I was grateful then for the relative flexibility of the writing life: I managed to find her a decent nursing home, nearby, and packed up the assisted living apartment where she’d lived for five years. She had been an artist, working in media from etchings to oils, showing and selling her work to collectors and museums despite years-long dry spells that brought the black dog of depression into our home, fitting in her work between keeping house and raising a family.
Even in retirement, she kept up with her watercolors, decorating her assisted living apartment with still lives that hung alongside her views of Rome and Paris, souvenirs of earlier travels. And she was always an avid devourer of culture – books, operas, films. You name it.

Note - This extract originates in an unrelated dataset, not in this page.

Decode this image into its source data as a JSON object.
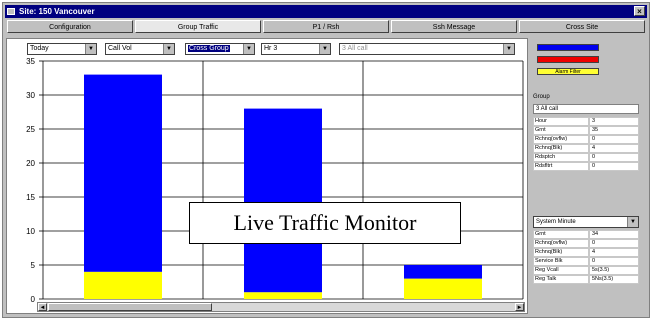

But illness and dementia have no respect. By the time of her foot infection, she had had trouble attending theatrical events for years. After this latest hospitalization, things got worse. Fairly quickly, she lost the ability to read – even the fantasy novels of Naomi Novik, which she’d loved (me, too), became “too confusing” for her. There are too many characters,” she’d say. Then the TV became too much (“it’s broken,” she’d say of the remote), and I couldn’t count on her being able to manage the phone. And so I became the one who accommodated, visiting pretty much daily, bringing DVDs she’d once loved and watching them by her bedside while she dozed. Somewhere in there, I finished up Dogs Don’t Lie, too, as much to hang onto normalcy as anything else, and my agent started sending it around.
And then Dulcie was a hit, at least in small-press terms, and Severn House wanted another – quickly. I not only loved Dulcie, I was thrilled to be publishing again – and so I got back to work, bringing my laptop to the hospital when my mom landed there again. Writing in the between times, and late at night.
And then, just as my mother’s health took another precipitous drop, my agent called: Dogs Don’t Lie had found a home with my old publisher, Poisoned Pen.
The editor wanted some changes, but they wanted to put it on their schedule.
Could I commit to working on it – now?
There’s a line from the Joan Rivers documentary A Piece of Work that explains her lifelong career. “Joan knows that to get struck by lightening,” her agent says, “you have to stand out in the rain. Joan’s been standing out in the rain for a long time.”
I love that quote, because it’s so true. But I’d add a corollary. Not only do you have to stand out in the rain – you have to grab that lightening when it strikes. And so I told my agent, “Sure.” I’d work with one editor on getting Dogs Don’t Lie in shape. And I’d finish the book that became Grey Zone for the other. And I’d also find a way to sit with my mother, telling her about my adventures – the good parts, anyway – as I had as a young girl, bringing home stories to share. After all, she was the one who read to me as a child. Who introduced me to C.S. Lewis and The Wonder Clock, Edward Gorey and Kipling’s Jungle Book. Who taught me that the work of our minds and our hearts is to be valued, even if sometimes dinner is late (or gets burned). Even if the money is little, and uncertain. If you love it, you do it.
My mother died on March 21, 2010, just over a year ago as you read this. She was talking about painting up until the last few weeks, even though I knew – and she probably did, too – that she no longer had the coordination to hold a brush, to shape a form. But she knew I was writing, and she was fully prepared to read whatever I wrote, provided it didn’t have “too many characters” or wasn’t “too confusing.” And so I keep on writing, through whatever life throws at me, and that, ultimately, is why I have two books this spring – the vastly different Grey Zone and Dogs Don’t Lie. Both, I now realize, in time for Mother’s Day.